Sean is experienced in medical recruitment, general recruitment and general human resource management.
He has a Bachelor of Arts in Social Policy with a particular focus on health policy, a Post Graduate Diploma in Human Resource Management and he is a member of the Human Resources Institute of New Zealand.
For more information, advice or assistance with your recruitment or human resource needs contact Samos Consulting on +64 4 568 5686 email us at firstname.lastname@example.org
International recruitment – attracting & retaining the right professionals
It can be an expensive process recruiting health professionals internationally, but the reality in New Zealand, as it is elsewhere in the world, is that we have skill shortages that cannot be provided for domestically.
It is therefore very important to ensure that the time, effort and expense in securing health professionals from overseas secures the right person. The right person is not only someone who meets the technical requirements of the role you wish to fill, but also someone that is a good fit for New Zealand, your organisation and team in which they will work.
If you are looking for junior medical staff to fill short term posts then getting someone who is not a close fit with the rest your team and organisation may be manageable for a few weeks or months. However, if your recruitment needs require you to find permanent senior medical staff for your institution or general practice, then that is a different matter all together. It is vitally important to get the mix right or your expensive recruitment may not have a long life.
Attracting the right candidates from overseas remains a challenge for most health sector employers in New Zealand, especially when the expense in doing so is factored in. It is therefore vitally important to ensure that you get value for time and money spent.
New Zealand faces challenges when attempting to compete on a global footing when it comes to remuneration. However, we can lead the pack in terms of the quality of life to be found in New Zealand especially for those who enjoy the wonderful things that New Zealand has to offer in terms of our outdoor living and cultural diversity. This quality of life card is rightly played by many New Zealand recruiters.
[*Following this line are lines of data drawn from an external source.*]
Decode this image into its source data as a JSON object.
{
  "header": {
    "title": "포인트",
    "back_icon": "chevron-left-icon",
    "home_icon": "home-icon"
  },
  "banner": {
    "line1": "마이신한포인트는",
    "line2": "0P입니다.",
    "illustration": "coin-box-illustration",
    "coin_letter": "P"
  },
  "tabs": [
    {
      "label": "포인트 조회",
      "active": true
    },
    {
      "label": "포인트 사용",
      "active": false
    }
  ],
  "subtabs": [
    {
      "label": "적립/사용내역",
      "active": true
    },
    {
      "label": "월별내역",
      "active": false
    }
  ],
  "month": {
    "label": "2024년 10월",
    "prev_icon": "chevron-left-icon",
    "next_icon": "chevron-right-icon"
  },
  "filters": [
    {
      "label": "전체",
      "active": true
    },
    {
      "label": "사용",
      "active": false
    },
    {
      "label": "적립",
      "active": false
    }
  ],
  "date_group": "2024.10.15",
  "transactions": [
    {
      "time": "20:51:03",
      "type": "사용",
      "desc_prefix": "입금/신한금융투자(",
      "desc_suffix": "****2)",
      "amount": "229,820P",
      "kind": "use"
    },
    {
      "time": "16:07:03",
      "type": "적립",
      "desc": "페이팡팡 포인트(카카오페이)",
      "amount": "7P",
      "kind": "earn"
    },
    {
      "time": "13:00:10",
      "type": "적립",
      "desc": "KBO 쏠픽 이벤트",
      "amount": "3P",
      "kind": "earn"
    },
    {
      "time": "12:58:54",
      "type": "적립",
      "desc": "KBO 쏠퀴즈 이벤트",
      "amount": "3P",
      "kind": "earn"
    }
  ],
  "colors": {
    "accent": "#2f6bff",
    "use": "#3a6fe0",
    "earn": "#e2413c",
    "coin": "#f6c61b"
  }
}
Sometimes forgotten, but also of significant importance to many people in other parts of the world, is security, and New Zealand also leads in this area. The global index for peace recently rated New Zealand as second only to Iceland, which places us well ahead of Australia at 18th It is a card that is also worth playing! For more on this visit www.visionofhumanity.org
In my experience many in Europe now see the Southern Hemisphere as the part of the world that will grow and lead the rest of the world for the next 20 years. Although we have not escaped the global recession we have escaped many of its worst effects. With a robust banking sector far less leveraged and therefore less exposed to the banking practices engaged in by banks in other parts of the world. New Zealand is well placed to move forward on the back of its quality export commodities and the domestic economic surge that will occur when the rebuild of Christchurch begins to get underway.
Your well targeted marketing/advertising to health professionals overseas will bring you interest from people with the right skills who are potentially a good fit for New Zealand, but are they and their family a good fit for you, your organisation and your community? It takes time to look at a candidate’s interests and discuss it with them, and even more time to look at the needs of their family. However, if you get it right your chances of successful long term recruitment are greatly enhanced.
Employers should ensure that any new recruit is given the opportunity to grow and develop in their field. It is important to find what it is that your new recruit needs and feels is important to develop and grow; then you need to ask if it is something you can provide.
International recruits often bring with them new ideas and different methods which can be successfully shared with colleagues. An exchange and sharing of skills and knowledge taking place in an encouraging and supportive environment will ensure a great culture of mutual respect and leave a new recruit feeling valued and part of the team.
An important point often lost sight of in the rush to fill a vital role is that an unhappy spouse or partner can derail what otherwise appears to have been a successful recruitment. Important considerations are; what schools will your new recruit’s children be able to attend? Will your new recruit’s spouse or partner be able to gain suitable employment in their area of expertise (such as law) or be able to join a group that allows them to indulge a special interest in sport or music? It is important that your new recruit and their family can become a part of the community in which they work and live.
In my experience taking a holistic approach to recruiting your valuable international health professionals that encompasses their professional life, as well as their life away from the workplace produces very successful results in terms of retention and value for money.